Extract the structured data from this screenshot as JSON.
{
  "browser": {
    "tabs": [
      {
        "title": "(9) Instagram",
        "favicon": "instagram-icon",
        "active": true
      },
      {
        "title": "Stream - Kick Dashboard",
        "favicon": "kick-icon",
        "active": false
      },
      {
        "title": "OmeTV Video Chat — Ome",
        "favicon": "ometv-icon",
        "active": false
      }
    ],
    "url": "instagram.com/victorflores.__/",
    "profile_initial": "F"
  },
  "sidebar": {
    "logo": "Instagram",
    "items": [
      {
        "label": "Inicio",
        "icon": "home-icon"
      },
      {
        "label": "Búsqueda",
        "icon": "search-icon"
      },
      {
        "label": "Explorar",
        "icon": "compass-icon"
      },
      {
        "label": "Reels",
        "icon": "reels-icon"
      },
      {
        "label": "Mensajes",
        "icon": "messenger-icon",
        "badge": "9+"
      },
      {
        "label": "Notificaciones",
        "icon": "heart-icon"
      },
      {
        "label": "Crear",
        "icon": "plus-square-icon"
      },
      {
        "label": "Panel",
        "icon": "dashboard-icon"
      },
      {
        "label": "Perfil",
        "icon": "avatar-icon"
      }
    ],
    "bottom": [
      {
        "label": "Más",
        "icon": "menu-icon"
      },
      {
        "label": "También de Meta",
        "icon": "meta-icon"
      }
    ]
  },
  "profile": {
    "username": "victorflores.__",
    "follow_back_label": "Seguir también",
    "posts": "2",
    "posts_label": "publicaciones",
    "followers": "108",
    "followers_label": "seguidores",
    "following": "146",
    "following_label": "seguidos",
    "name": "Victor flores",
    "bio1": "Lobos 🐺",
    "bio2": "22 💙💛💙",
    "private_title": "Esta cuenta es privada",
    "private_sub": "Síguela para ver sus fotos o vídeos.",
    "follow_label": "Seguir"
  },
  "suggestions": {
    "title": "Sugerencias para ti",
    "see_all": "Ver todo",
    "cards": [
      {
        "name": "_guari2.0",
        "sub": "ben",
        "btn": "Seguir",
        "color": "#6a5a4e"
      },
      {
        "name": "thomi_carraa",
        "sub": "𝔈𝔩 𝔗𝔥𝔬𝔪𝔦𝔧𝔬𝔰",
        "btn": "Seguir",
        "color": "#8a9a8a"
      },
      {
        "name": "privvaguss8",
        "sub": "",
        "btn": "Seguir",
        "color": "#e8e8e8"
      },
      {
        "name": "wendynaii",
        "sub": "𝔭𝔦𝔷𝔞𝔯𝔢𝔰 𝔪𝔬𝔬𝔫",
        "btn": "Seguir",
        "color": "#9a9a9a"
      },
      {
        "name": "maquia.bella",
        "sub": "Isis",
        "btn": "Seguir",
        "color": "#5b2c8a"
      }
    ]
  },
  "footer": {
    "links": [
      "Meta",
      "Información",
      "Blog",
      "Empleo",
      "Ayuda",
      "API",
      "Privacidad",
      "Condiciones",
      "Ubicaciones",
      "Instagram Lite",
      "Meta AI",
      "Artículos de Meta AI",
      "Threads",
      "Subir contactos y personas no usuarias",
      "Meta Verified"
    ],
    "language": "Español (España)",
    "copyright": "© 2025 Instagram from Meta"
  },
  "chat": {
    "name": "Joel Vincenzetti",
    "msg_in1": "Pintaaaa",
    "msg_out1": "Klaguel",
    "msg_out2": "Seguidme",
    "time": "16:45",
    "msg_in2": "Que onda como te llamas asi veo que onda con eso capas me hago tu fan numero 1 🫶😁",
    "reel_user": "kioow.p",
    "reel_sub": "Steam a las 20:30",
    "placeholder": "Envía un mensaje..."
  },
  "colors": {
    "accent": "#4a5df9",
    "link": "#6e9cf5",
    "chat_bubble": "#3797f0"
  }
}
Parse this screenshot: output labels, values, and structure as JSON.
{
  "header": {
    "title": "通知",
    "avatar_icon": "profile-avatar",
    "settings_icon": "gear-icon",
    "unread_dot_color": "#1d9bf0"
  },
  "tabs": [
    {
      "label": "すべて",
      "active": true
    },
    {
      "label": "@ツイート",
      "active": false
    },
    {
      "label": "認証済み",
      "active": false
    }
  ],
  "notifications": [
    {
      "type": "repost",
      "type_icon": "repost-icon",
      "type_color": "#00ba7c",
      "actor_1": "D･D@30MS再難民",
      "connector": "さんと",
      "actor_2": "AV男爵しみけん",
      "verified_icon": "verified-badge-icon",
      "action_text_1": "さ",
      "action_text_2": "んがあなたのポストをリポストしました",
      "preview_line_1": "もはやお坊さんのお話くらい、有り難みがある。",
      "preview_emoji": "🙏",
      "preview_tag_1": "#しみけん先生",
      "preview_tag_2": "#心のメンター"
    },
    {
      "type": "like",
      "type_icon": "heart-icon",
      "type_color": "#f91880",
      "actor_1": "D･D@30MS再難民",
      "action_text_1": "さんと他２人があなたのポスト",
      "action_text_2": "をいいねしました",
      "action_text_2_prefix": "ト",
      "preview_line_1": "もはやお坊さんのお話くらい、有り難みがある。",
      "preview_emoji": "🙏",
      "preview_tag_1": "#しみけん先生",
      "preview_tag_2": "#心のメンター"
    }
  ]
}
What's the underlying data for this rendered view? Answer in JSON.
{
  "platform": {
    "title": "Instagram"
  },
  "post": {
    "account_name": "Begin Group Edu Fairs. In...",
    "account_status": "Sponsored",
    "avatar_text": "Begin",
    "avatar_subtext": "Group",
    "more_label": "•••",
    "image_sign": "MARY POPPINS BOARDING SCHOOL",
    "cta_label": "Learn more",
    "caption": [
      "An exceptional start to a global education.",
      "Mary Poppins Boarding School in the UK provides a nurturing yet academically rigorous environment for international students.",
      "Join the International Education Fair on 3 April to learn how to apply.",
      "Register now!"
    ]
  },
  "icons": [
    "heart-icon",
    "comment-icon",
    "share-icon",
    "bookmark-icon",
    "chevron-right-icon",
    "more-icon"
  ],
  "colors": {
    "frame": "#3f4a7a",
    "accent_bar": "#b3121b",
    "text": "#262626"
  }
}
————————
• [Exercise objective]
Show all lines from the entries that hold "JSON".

• [Expected output]
Extract the structured data from this screenshot as JSON.
Parse this screenshot: output labels, values, and structure as JSON.
What's the underlying data for this rendered view? Answer in JSON.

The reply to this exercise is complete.